“Becky never attracted you. You hated her father and wanted to replace him as the alpha male in her life, because you had unresolved Oedipal issues. As time passed, those feelings never subsided, but luckily for you, she broke ties with her father. That aroused you, and you started seeing her in a new light. Her father, however, had his own Freudian issues. One day, he sneaked into your house, walked in on the two of you, and beat you badly. He never apologised for what he did, and your hatred towards him grew with each year, and you needed to escape, and so you envisioned a world that revolved around the objects her father adored like cheese and spiders so that you could destroy it. You’d return to sanity without insight now and then, but when wounded, you’d go back to this world. During periods of hypnosis, you’d claim to see a severed hand too, but I never understood its significance, until you blurted out—during a period of regression—that you’d like to see your father-in-law’s hands chopped off because he beat you with them. Your love for jazz and classical music comes from Becky playing it when you made love to her. After the divorce, you continued having a sexual relationship with her and she played jazz and classical music during the lovemaking sessions because it symbolised something special that the two of you had — an otherworldly connection. You also reported hearing a ringing sound. That’s common in mental illness sufferers. Now, I’m not a conventional Freudian therapist, and so, I encouraged your sexual relationship with Becky because stripping you off it would have robbed you of your identity. Recently, you regained sanity after you heard her father met with an accident. But you relapsed when you heard he recovered. So, that gave me an idea. Now, I don’t care about ethics. I’m a man of unadulterated science. I wanted to help you. You were my most fascinating patient, and I wanted to make a breakthrough, and so I asked Becky to kill her father. But to do it in a way that involved cheese, spiders, and severed hands. And so, Becky and I lured your father-in-law to a cheese factory on the pretext of her suffering from severe mental illness, and how it would be beneficial for her prognosis. He was reluctant and angry at first, but I convinced him by saying that Becky was always unstable, and he’d only failed to recognise this. That made him feel vindicated. I told him to meet us at a cheese factory. The mob—with whom I have deep ties with—introduced me to the owner. The owner knew that someone was going to die in his factory, and so he fled. He’s currently the prime suspect. While Becky, me, and your father-in-law explored the place, she showed her father a spider and told him she’d started collecting them. Her old man calmed down a little when he heard this. He took the spider in his hands. Becky then grabbed a machete we’d hidden on the shelf and hacked her father’s arms off with it. She shoved a lot of cheese into his mouth to muffle his screams. Now, please register what we did and the way we did it. Process and think. Recollect.”

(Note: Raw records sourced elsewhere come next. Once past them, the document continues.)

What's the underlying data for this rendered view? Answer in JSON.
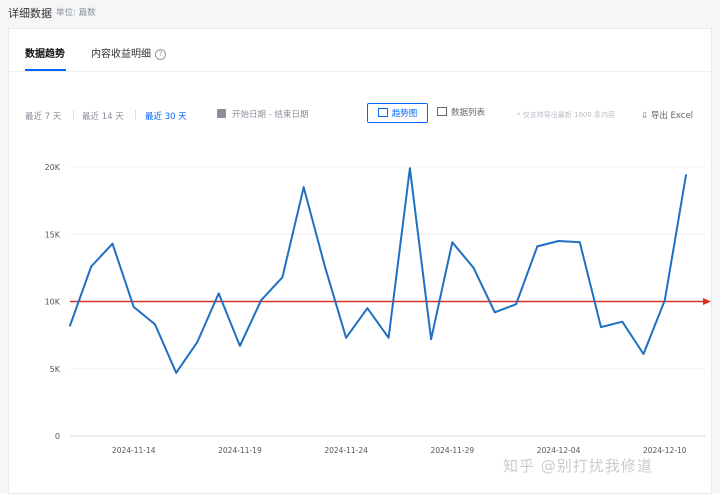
{
  "header": {
    "title": "详细数据",
    "unit": "单位: 篇数"
  },
  "tabs": [
    {
      "label": "数据趋势",
      "active": true
    },
    {
      "label": "内容收益明细",
      "active": false
    }
  ],
  "help_icon_text": "?",
  "toolbar": {
    "ranges": [
      {
        "label": "最近 7 天",
        "active": false
      },
      {
        "label": "最近 14 天",
        "active": false
      },
      {
        "label": "最近 30 天",
        "active": true
      }
    ],
    "date_range": {
      "start": "开始日期",
      "separator": "-",
      "end": "结束日期"
    },
    "view_chart": "趋势图",
    "view_list": "数据列表",
    "hint": "* 仅支持导出最新 1000 条内容",
    "export": "导出 Excel"
  },
  "chart_data": {
    "type": "line",
    "x_tick_labels": [
      "2024-11-14",
      "2024-11-19",
      "2024-11-24",
      "2024-11-29",
      "2024-12-04",
      "2024-12-10"
    ],
    "x_tick_indices": [
      3,
      8,
      13,
      18,
      23,
      28
    ],
    "y_tick_labels": [
      "0",
      "5K",
      "10K",
      "15K",
      "20K"
    ],
    "ylim": [
      0,
      20000
    ],
    "series": [
      {
        "color": "#1f6fc4",
        "values": [
          8200,
          12600,
          14300,
          9600,
          8300,
          4700,
          7000,
          10600,
          6700,
          10100,
          11800,
          18500,
          12600,
          7300,
          9500,
          7300,
          19900,
          7200,
          14400,
          12500,
          9200,
          9800,
          14100,
          14500,
          14400,
          8100,
          8500,
          6100,
          10100,
          19400
        ]
      }
    ],
    "reference_line": {
      "value": 10000,
      "color": "#d93025"
    },
    "grid": true
  },
  "watermark": "知乎 @别打扰我修道"
}
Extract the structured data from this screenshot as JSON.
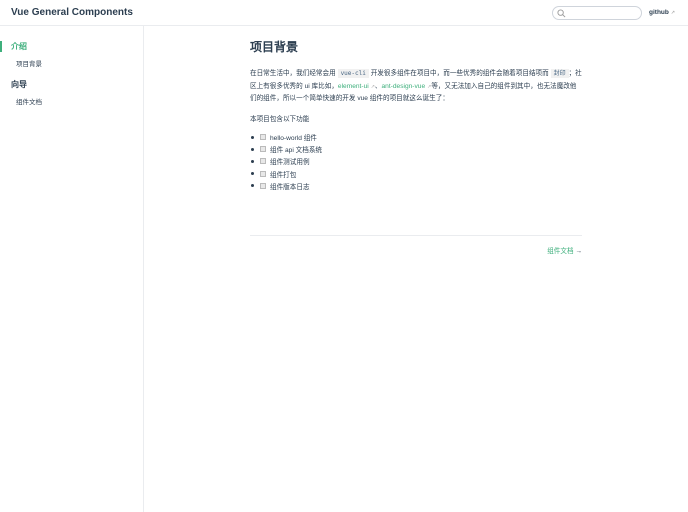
{
  "header": {
    "title": "Vue General Components",
    "search_placeholder": "",
    "github_label": "github"
  },
  "sidebar": {
    "groups": [
      {
        "label": "介绍",
        "items": [
          "项目背景"
        ]
      },
      {
        "label": "向导",
        "items": [
          "组件文档"
        ]
      }
    ]
  },
  "main": {
    "title": "项目背景",
    "para": {
      "t1": "在日常生活中，我们经常会用 ",
      "code1": "vue-cli",
      "t2": " 开发很多组件在项目中，而一些优秀的组件会随着项目结项而 ",
      "code2": "封印",
      "t3": "；社区上有很多优秀的 ui 库比如，",
      "link1": "element-ui",
      "t4": "、",
      "link2": "ant-design-vue",
      "t5": "等，又无法加入自己的组件到其中，也无法魔改他们的组件，所以一个简单快速的开发 vue 组件的项目就这么诞生了："
    },
    "features_intro": "本项目包含以下功能",
    "features": [
      "hello-world 组件",
      "组件 api 文档系统",
      "组件测试用例",
      "组件打包",
      "组件版本日志"
    ],
    "next_label": "组件文档",
    "next_arrow": "→"
  },
  "colors": {
    "accent": "#3eaf7c",
    "text": "#2c3e50"
  }
}
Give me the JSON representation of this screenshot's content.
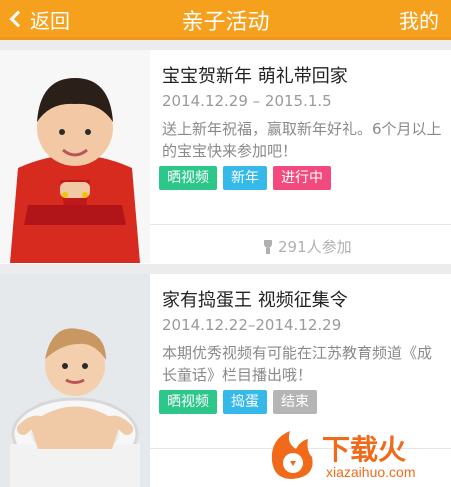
{
  "header": {
    "back_label": "返回",
    "title": "亲子活动",
    "mine_label": "我的",
    "accent": "#f5a11e"
  },
  "cards": [
    {
      "title": "宝宝贺新年 萌礼带回家",
      "date": "2014.12.29 – 2015.1.5",
      "desc": "送上新年祝福，赢取新年好礼。6个月以上的宝宝快来参加吧！",
      "tags": [
        "晒视频",
        "新年",
        "进行中"
      ],
      "participants": "291人参加"
    },
    {
      "title": "家有捣蛋王 视频征集令",
      "date": "2014.12.22–2014.12.29",
      "desc": "本期优秀视频有可能在江苏教育频道《成长童话》栏目播出哦！",
      "tags": [
        "晒视频",
        "捣蛋",
        "结束"
      ]
    }
  ],
  "watermark": {
    "brand": "下载火",
    "domain": "xiazaihuo.com"
  }
}
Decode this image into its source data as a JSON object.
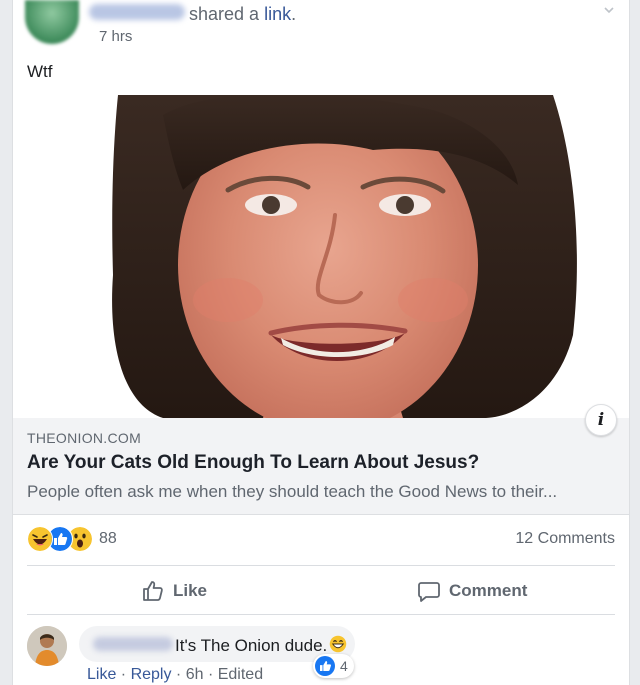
{
  "post": {
    "action_text": "shared a",
    "action_link": "link",
    "action_end": ".",
    "time": "7 hrs",
    "message": "Wtf"
  },
  "link_preview": {
    "domain": "THEONION.COM",
    "title": "Are Your Cats Old Enough To Learn About Jesus?",
    "description": "People often ask me when they should teach the Good News to their...",
    "info_label": "i"
  },
  "stats": {
    "reaction_count": "88",
    "comments_count": "12 Comments",
    "reactions": [
      "haha",
      "like",
      "wow"
    ]
  },
  "actions": {
    "like_label": "Like",
    "comment_label": "Comment"
  },
  "comment": {
    "text": "It's The Onion dude.",
    "like_count": "4",
    "like_link": "Like",
    "dot1": " · ",
    "reply_link": "Reply",
    "dot2": " · ",
    "time": "6h",
    "dot3": " · ",
    "edited": "Edited"
  },
  "colors": {
    "brand_blue": "#385898",
    "like_blue": "#1877f2",
    "reaction_yellow": "#f7c42f"
  }
}
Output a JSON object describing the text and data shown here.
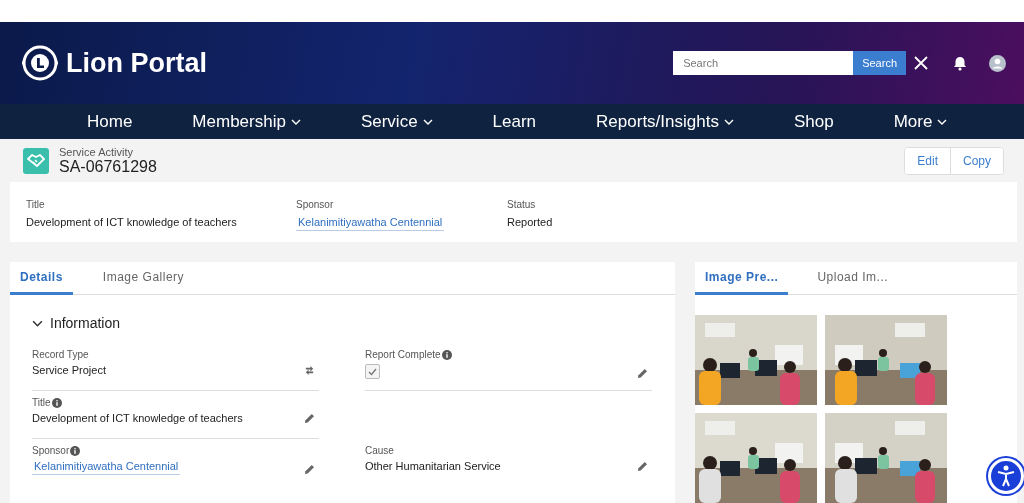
{
  "header": {
    "logo_text": "Lion Portal",
    "search": {
      "placeholder": "Search",
      "button": "Search"
    }
  },
  "nav": [
    {
      "label": "Home",
      "dropdown": false
    },
    {
      "label": "Membership",
      "dropdown": true
    },
    {
      "label": "Service",
      "dropdown": true
    },
    {
      "label": "Learn",
      "dropdown": false
    },
    {
      "label": "Reports/Insights",
      "dropdown": true
    },
    {
      "label": "Shop",
      "dropdown": false
    },
    {
      "label": "More",
      "dropdown": true
    }
  ],
  "record": {
    "type": "Service Activity",
    "id": "SA-06761298",
    "actions": [
      "Edit",
      "Copy"
    ]
  },
  "highlights": [
    {
      "label": "Title",
      "value": "Development of ICT knowledge of teachers",
      "kind": "text"
    },
    {
      "label": "Sponsor",
      "value": "Kelanimitiyawatha Centennial",
      "kind": "link"
    },
    {
      "label": "Status",
      "value": "Reported",
      "kind": "text"
    }
  ],
  "detail_tabs": [
    {
      "label": "Details",
      "selected": true
    },
    {
      "label": "Image Gallery",
      "selected": false
    }
  ],
  "section": {
    "title": "Information",
    "expanded": true
  },
  "field_rows": [
    {
      "left": {
        "label": "Record Type",
        "info": false,
        "kind": "text",
        "value": "Service Project",
        "button": {
          "kind": "change"
        }
      },
      "right": {
        "label": "Report Complete",
        "info": true,
        "kind": "checkbox",
        "checked": true,
        "button": {
          "kind": "edit"
        }
      }
    },
    {
      "left": {
        "label": "Title",
        "info": true,
        "kind": "text",
        "value": "Development of ICT knowledge of teachers",
        "button": {
          "kind": "edit"
        }
      }
    },
    {
      "left": {
        "label": "Sponsor",
        "info": true,
        "kind": "link",
        "value": "Kelanimitiyawatha Centennial",
        "button": {
          "kind": "edit"
        }
      },
      "right": {
        "label": "Cause",
        "info": false,
        "kind": "text",
        "value": "Other Humanitarian Service",
        "button": {
          "kind": "edit"
        }
      }
    }
  ],
  "gallery_tabs": [
    {
      "label": "Image Pre...",
      "selected": true
    },
    {
      "label": "Upload Im...",
      "selected": false
    }
  ]
}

Tears run down my eyes now. My past is lucid. The cheese and the arm and the spiders will never haunt me again. “Oh, Becky! Oh, Becky!” I say joyfully. “Let’s reconcile and never give up on each other again.” My ex-wife holds me. The doctor plays some jazz and leaves us. We sigh, moan, and find closure.